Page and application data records
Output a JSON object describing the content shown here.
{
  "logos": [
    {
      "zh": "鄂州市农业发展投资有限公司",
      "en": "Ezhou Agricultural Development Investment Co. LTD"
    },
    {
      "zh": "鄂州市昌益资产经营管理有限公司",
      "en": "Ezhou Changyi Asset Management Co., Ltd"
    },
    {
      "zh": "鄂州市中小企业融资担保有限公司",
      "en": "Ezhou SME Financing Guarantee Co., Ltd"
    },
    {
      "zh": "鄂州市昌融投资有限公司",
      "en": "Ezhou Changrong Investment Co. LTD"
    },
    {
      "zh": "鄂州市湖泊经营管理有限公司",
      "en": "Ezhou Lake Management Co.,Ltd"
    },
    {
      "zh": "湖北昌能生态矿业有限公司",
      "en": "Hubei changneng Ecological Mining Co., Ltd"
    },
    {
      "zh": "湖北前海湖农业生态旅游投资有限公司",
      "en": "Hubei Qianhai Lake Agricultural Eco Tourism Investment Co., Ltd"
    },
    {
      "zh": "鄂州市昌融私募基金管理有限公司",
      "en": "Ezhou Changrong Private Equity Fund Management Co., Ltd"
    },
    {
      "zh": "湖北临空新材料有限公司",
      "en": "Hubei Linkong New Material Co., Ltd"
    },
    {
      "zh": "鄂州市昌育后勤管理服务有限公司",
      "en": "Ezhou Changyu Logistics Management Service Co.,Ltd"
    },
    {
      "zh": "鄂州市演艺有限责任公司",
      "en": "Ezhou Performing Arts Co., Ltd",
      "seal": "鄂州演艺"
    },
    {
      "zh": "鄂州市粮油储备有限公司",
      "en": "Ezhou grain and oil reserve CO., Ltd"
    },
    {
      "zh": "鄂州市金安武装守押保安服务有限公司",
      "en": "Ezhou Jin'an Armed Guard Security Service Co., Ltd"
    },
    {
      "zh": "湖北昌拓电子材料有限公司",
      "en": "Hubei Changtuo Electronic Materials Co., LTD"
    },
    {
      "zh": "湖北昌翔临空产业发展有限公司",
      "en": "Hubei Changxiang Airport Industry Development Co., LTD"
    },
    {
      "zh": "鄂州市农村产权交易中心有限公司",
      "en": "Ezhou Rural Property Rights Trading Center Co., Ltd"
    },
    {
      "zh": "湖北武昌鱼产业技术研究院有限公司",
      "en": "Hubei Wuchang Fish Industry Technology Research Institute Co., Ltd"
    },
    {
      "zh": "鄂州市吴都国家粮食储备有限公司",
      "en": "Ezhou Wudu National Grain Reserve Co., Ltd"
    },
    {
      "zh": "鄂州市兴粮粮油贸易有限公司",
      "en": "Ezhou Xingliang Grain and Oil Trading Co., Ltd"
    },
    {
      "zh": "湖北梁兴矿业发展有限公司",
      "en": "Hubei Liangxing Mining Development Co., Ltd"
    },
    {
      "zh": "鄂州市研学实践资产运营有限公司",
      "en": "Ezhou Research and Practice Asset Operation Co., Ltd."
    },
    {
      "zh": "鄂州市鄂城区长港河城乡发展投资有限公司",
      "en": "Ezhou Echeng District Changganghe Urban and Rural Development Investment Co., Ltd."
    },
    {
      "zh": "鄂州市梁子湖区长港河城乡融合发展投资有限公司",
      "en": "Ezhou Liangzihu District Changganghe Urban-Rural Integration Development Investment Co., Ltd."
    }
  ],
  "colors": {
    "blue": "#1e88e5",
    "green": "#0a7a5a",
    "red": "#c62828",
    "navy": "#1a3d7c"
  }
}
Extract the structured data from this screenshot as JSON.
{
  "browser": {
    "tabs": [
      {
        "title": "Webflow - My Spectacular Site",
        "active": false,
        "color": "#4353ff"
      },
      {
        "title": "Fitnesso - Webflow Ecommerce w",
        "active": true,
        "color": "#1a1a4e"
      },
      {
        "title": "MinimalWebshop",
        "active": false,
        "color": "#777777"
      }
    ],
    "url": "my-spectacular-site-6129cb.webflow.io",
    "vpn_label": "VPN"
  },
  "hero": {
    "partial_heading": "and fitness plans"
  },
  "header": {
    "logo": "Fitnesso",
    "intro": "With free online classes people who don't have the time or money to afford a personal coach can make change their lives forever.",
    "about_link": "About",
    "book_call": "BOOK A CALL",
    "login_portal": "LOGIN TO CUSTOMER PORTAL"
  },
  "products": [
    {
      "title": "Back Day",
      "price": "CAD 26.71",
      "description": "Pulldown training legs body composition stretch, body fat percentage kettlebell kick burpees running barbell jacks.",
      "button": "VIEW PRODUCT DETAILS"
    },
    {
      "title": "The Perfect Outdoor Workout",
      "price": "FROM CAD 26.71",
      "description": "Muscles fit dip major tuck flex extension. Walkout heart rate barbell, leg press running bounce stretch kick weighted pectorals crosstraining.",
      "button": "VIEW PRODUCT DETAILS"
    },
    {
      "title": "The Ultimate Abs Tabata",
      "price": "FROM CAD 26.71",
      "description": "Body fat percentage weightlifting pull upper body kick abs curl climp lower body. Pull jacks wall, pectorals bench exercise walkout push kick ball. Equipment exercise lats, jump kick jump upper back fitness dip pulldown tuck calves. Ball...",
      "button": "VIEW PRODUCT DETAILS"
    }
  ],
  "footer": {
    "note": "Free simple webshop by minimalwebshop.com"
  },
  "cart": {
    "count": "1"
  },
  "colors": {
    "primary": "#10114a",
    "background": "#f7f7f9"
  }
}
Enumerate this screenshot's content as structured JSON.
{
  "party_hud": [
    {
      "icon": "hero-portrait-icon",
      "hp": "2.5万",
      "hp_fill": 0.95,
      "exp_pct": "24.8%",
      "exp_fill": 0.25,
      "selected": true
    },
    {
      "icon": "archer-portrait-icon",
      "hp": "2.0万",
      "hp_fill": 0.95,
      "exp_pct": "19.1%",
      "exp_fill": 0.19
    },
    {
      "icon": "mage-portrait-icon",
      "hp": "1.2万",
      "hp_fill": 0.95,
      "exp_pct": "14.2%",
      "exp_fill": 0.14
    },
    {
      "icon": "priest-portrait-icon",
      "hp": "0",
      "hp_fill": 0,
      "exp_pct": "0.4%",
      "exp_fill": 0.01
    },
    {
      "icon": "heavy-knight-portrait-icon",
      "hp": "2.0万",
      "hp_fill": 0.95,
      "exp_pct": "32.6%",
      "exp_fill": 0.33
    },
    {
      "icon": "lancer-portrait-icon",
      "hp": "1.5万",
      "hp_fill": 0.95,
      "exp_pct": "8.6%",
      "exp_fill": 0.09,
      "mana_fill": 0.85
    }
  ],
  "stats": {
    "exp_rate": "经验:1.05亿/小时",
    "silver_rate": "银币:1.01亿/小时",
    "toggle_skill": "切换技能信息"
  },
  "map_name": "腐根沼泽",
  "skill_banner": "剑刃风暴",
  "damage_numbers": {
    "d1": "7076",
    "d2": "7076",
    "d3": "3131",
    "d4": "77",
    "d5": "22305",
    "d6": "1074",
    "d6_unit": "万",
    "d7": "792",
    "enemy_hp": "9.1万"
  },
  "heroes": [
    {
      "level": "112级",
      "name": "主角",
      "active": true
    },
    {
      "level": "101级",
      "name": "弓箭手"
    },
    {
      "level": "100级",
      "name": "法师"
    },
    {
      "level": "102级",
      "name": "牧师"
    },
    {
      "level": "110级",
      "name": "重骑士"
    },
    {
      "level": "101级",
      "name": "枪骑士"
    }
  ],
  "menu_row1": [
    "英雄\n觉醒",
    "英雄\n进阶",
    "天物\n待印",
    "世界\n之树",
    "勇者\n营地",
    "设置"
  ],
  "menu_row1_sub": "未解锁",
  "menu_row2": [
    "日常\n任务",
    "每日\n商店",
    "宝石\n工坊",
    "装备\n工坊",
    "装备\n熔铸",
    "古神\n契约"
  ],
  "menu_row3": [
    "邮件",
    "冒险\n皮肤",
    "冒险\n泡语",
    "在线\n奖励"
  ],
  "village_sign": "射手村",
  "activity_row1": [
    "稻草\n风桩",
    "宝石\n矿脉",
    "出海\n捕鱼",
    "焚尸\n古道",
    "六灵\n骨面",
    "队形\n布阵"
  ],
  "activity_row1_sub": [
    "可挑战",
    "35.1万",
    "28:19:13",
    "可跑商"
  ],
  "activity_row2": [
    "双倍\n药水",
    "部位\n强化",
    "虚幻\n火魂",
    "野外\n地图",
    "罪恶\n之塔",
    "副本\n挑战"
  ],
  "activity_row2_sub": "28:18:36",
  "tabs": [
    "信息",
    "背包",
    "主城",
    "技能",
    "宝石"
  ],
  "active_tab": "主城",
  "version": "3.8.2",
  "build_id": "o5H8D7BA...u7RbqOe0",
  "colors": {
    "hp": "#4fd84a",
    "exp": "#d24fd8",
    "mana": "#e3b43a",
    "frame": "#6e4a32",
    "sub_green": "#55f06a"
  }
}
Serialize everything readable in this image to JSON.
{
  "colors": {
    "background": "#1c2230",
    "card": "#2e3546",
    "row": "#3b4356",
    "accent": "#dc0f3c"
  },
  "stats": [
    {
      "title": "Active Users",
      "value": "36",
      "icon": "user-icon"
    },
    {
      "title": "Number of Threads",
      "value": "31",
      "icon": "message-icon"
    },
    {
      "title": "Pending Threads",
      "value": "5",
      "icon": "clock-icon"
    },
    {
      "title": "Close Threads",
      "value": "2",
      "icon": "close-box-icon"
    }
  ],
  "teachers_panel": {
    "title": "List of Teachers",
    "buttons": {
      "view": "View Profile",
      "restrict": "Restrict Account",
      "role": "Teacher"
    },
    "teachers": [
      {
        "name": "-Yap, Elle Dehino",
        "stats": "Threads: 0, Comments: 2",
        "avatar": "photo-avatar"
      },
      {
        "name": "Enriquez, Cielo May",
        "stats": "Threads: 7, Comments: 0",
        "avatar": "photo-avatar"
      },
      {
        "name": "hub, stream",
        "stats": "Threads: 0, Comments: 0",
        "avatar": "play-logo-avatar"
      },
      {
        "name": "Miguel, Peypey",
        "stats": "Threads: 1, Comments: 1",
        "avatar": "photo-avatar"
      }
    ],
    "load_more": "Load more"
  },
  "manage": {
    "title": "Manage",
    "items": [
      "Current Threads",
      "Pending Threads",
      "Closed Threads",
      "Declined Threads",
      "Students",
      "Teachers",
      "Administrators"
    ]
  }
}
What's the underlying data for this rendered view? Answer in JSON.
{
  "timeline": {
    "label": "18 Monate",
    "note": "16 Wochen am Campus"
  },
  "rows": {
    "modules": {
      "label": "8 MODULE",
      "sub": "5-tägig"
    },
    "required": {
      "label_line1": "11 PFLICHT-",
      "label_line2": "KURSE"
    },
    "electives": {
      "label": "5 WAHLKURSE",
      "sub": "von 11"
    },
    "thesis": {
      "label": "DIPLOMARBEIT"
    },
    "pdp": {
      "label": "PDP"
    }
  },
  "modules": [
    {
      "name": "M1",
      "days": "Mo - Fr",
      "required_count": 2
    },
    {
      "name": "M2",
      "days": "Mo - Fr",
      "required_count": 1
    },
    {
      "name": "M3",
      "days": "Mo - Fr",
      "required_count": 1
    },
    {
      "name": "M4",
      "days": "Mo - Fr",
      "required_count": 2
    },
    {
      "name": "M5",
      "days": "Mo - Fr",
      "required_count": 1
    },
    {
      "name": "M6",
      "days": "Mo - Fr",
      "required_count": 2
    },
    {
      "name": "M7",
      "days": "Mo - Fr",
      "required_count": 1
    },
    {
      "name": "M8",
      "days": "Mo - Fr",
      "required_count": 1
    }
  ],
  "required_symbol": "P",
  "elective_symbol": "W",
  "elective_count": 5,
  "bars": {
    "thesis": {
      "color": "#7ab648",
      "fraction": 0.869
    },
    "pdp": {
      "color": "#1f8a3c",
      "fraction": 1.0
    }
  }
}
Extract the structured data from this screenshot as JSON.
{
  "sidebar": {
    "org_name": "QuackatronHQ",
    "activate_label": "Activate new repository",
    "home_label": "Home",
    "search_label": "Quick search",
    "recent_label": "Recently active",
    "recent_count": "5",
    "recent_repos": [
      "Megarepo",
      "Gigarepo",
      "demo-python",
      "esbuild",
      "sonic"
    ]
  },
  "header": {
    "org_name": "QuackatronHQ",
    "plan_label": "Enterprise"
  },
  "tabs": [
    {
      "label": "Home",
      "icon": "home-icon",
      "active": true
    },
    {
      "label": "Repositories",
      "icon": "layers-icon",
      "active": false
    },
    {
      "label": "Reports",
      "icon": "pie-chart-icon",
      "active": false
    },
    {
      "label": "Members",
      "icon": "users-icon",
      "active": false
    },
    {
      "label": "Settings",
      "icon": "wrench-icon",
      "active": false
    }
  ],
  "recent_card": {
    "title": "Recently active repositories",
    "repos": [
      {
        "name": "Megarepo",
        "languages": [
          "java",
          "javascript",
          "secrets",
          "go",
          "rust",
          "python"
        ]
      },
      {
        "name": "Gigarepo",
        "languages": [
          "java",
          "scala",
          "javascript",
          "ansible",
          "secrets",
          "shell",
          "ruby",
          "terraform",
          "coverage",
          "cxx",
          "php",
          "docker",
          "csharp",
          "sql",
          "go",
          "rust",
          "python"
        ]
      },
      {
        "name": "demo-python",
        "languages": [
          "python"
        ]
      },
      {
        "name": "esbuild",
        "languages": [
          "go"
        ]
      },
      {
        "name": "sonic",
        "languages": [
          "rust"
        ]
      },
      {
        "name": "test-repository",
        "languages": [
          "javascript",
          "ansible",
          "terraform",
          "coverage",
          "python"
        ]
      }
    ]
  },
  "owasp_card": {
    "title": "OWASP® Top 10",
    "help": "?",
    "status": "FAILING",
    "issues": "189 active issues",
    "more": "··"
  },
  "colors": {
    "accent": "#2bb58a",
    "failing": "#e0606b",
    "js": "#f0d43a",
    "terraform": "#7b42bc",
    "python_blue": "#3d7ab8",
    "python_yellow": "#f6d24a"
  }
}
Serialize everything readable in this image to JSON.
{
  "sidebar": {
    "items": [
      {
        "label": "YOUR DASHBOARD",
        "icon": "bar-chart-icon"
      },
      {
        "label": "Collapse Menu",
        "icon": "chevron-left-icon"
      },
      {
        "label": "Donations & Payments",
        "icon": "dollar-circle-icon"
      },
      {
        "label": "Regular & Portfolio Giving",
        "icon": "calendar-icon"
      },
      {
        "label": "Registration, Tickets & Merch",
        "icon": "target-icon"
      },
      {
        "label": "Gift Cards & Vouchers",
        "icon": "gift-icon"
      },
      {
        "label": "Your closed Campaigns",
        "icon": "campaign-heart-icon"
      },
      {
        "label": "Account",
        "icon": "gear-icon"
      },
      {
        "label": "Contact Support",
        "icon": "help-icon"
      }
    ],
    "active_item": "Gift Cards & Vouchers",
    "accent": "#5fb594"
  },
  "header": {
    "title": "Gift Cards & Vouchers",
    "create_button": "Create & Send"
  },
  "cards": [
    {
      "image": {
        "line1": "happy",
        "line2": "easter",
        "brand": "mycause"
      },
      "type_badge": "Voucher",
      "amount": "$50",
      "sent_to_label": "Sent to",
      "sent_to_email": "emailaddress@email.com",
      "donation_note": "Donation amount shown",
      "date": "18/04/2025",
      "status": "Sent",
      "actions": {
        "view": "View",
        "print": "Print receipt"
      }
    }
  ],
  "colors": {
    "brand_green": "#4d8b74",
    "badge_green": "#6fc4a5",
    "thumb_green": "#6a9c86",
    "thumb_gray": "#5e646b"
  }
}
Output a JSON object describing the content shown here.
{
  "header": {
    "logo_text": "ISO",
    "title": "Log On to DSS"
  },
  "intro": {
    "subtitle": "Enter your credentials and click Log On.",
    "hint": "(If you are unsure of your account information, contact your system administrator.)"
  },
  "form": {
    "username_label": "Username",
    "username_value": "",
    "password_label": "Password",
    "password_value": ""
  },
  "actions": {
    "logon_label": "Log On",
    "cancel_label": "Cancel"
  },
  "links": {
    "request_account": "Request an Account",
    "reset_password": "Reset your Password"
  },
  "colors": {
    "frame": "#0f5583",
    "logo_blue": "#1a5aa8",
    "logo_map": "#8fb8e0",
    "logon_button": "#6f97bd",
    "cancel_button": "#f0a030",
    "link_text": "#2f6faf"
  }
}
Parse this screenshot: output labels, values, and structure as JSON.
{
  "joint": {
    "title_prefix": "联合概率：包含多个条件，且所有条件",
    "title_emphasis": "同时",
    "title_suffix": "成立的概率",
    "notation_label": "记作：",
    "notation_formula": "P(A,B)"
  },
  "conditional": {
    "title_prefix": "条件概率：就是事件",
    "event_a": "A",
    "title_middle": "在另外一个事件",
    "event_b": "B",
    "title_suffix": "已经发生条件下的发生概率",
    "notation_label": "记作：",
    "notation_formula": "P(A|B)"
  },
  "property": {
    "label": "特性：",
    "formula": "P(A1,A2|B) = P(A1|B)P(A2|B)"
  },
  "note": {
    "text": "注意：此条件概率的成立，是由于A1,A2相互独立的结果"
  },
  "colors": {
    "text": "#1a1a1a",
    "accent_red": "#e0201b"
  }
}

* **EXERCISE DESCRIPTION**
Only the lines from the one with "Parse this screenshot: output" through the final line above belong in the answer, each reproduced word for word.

* **RESPONSE**
Parse this screenshot: output labels, values, and structure as JSON.
{
  "joint": {
    "title_prefix": "联合概率：包含多个条件，且所有条件",
    "title_emphasis": "同时",
    "title_suffix": "成立的概率",
    "notation_label": "记作：",
    "notation_formula": "P(A,B)"
  },
  "conditional": {
    "title_prefix": "条件概率：就是事件",
    "event_a": "A",
    "title_middle": "在另外一个事件",
    "event_b": "B",
    "title_suffix": "已经发生条件下的发生概率",
    "notation_label": "记作：",
    "notation_formula": "P(A|B)"
  },
  "property": {
    "label": "特性：",
    "formula": "P(A1,A2|B) = P(A1|B)P(A2|B)"
  },
  "note": {
    "text": "注意：此条件概率的成立，是由于A1,A2相互独立的结果"
  },
  "colors": {
    "text": "#1a1a1a",
    "accent_red": "#e0201b"
  }
}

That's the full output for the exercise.